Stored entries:
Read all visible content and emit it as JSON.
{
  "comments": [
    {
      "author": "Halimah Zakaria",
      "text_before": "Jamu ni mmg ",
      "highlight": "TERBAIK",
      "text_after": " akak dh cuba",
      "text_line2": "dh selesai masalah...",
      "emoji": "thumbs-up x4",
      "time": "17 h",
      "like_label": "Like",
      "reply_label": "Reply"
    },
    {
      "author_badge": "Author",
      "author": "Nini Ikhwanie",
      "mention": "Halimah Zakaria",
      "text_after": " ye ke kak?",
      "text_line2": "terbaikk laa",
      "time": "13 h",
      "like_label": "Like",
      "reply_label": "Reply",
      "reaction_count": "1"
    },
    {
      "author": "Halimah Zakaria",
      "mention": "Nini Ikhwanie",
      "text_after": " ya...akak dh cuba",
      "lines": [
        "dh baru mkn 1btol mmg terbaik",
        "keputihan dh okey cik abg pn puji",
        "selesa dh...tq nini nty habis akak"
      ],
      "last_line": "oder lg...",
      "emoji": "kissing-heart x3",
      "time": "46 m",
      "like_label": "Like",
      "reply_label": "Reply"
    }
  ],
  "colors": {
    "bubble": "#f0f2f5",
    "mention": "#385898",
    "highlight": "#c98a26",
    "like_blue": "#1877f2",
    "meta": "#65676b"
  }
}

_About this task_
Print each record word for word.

_Completed task_
Read all visible content and emit it as JSON.
{
  "comments": [
    {
      "author": "Halimah Zakaria",
      "text_before": "Jamu ni mmg ",
      "highlight": "TERBAIK",
      "text_after": " akak dh cuba",
      "text_line2": "dh selesai masalah...",
      "emoji": "thumbs-up x4",
      "time": "17 h",
      "like_label": "Like",
      "reply_label": "Reply"
    },
    {
      "author_badge": "Author",
      "author": "Nini Ikhwanie",
      "mention": "Halimah Zakaria",
      "text_after": " ye ke kak?",
      "text_line2": "terbaikk laa",
      "time": "13 h",
      "like_label": "Like",
      "reply_label": "Reply",
      "reaction_count": "1"
    },
    {
      "author": "Halimah Zakaria",
      "mention": "Nini Ikhwanie",
      "text_after": " ya...akak dh cuba",
      "lines": [
        "dh baru mkn 1btol mmg terbaik",
        "keputihan dh okey cik abg pn puji",
        "selesa dh...tq nini nty habis akak"
      ],
      "last_line": "oder lg...",
      "emoji": "kissing-heart x3",
      "time": "46 m",
      "like_label": "Like",
      "reply_label": "Reply"
    }
  ],
  "colors": {
    "bubble": "#f0f2f5",
    "mention": "#385898",
    "highlight": "#c98a26",
    "like_blue": "#1877f2",
    "meta": "#65676b"
  }
}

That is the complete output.